2010 in review
The beginning of the year got off to a hurried start as first-time buyers were rushing to find something that fit their budgets before the tax credit expiration. Most real estate analysts and professionals recognized that this was "pulling forward" sales, but we all went along for the ride anyway. Few, if any, seemed to think that sales would fall off at the rate that actually occurred. Double digit percentage decreases in sales volume were encountered from July through December.
Perhaps lessening the pain was the unprecedented, and unexpected, drop in mortgage rates. For the better part of the summer and fall, rates continued a steady drop until 30-year rates were in the 4 - 4.25% range, levels not seen since the 1950's. Although they popped back up a bit in December, they were still mostly under 5%.
As we entered the Fall market, the foreclosure situation went from bad to just plain ugly. The media was all over the use of "robo-signers" and the potential for fraudulent foreclosures. The actual number of homeowners that were impacted by said fraud were found to be very few and far between. Nevertheless, banks were forced to put a hold on foreclosure processing until they could clean up their act.
Finally, the year would not be complete without a look at inventory and pricing. Inventory remains sky high relative to sales levels, sitting at 12.5 months through November. The one bright spot for the Cincinnati market was that prices seemed to find a foothold, with the average price increasing marginally month over month. (See November's charts)
2011 and forward
While the rest of the economy seems to be finding its footing again, most economists seem to suggest that housing will remain a drag on the broader economy until sometime in 2012. My personal prediction is that the Cincinnati area will see a modest uptick in both sales and pricing in the 2nd half of the year. Some of the factors in play include:
- Jobs, jobs, jobs. Without an increase in jobs, housing will be stuck in neutral. Fortunately, all the indicators show the number of area jobs increasing on a slow, but steady, basis.
- Foreclosure pipeline. It is nearly a given that foreclosures will continue to occur at historically high rates through 2011, and continue to pressure prices and inventory. The positive is that they are expected to decline from 2010 levels and that they are mostly impacting low priced homes and areas of the country hit hardest (e.g., Florida, Arizona, Nevada, and California).
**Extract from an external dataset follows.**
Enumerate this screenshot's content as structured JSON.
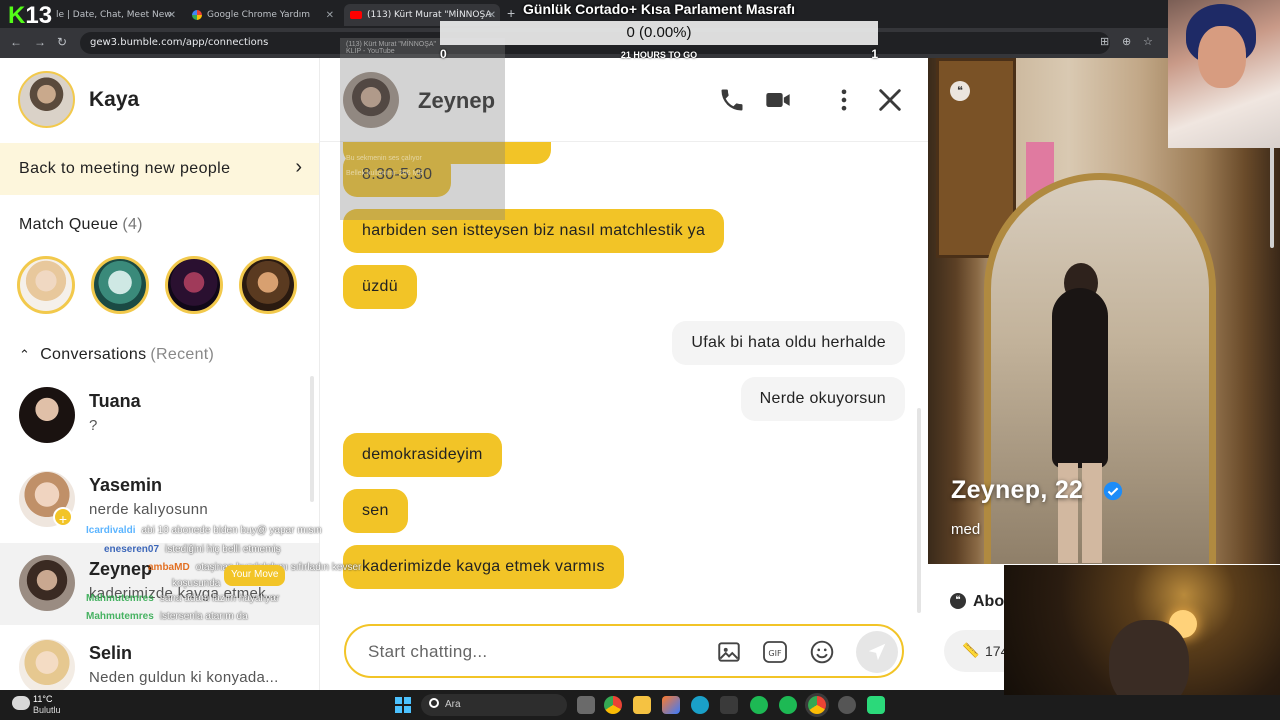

- The "new normal". Gone are the days (mostly) that everyone was looking for bigger and bigger homes. A certain downsizing mentality has taken hold where once a buyer who might have wanted that 4000 sq. ft. McMansion a few years ago, instead is looking at a more modest 2800 sq. ft. that is 75% of the price. The average home size began to tick down in 2008 and the trend is expected to continue.
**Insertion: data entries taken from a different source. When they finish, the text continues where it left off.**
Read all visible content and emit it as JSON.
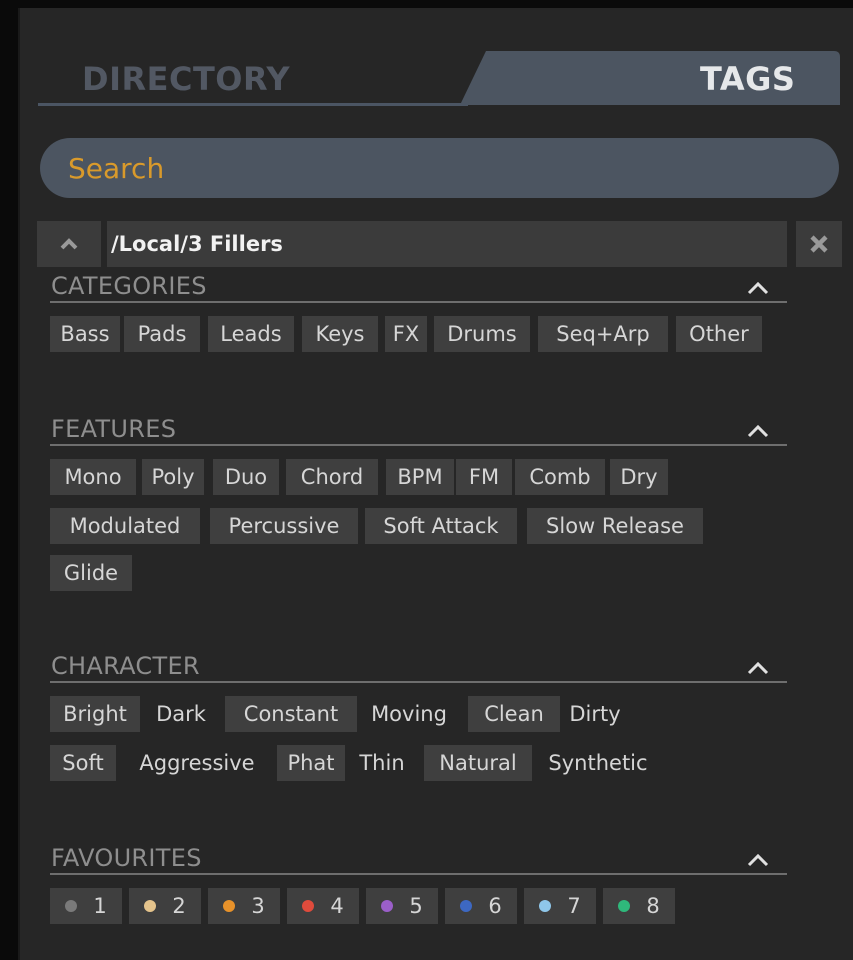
{
  "tabs": {
    "directory": "DIRECTORY",
    "tags": "TAGS"
  },
  "search": {
    "placeholder": "Search"
  },
  "path": {
    "value": "/Local/3 Fillers"
  },
  "icons": {
    "up": "chevron-up-icon",
    "close": "close-icon",
    "collapse": "chevron-up-icon"
  },
  "colors": {
    "accent": "#d99a2b",
    "tab_active": "#4c5561"
  },
  "categories": {
    "title": "CATEGORIES",
    "tags": [
      "Bass",
      "Pads",
      "Leads",
      "Keys",
      "FX",
      "Drums",
      "Seq+Arp",
      "Other"
    ]
  },
  "features": {
    "title": "FEATURES",
    "rows": [
      [
        "Mono",
        "Poly",
        "Duo",
        "Chord",
        "BPM",
        "FM",
        "Comb",
        "Dry"
      ],
      [
        "Modulated",
        "Percussive",
        "Soft Attack",
        "Slow Release"
      ],
      [
        "Glide"
      ]
    ]
  },
  "character": {
    "title": "CHARACTER",
    "rows": [
      [
        "Bright",
        "Dark",
        "Constant",
        "Moving",
        "Clean",
        "Dirty"
      ],
      [
        "Soft",
        "Aggressive",
        "Phat",
        "Thin",
        "Natural",
        "Synthetic"
      ]
    ]
  },
  "favourites": {
    "title": "FAVOURITES",
    "items": [
      {
        "label": "1",
        "color": "#7a7a7a"
      },
      {
        "label": "2",
        "color": "#e5c48c"
      },
      {
        "label": "3",
        "color": "#e8922a"
      },
      {
        "label": "4",
        "color": "#df4b3c"
      },
      {
        "label": "5",
        "color": "#9b5fc9"
      },
      {
        "label": "6",
        "color": "#3d68c2"
      },
      {
        "label": "7",
        "color": "#8fc7ea"
      },
      {
        "label": "8",
        "color": "#2fb87b"
      }
    ]
  }
}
- The Mortgage Interest Deduction. If Congress really begins to seriously tackle tax reform, expect the mortgage interest deduction to be a point of contention. When the Deficit Reduction Commission suggested lowering the threshold to $500,000 in December, it was "knives out" on many fronts. If the MID is lowered, expect higher end home sales to take a bit of a hit (and reinforcing the downsizing move noted above).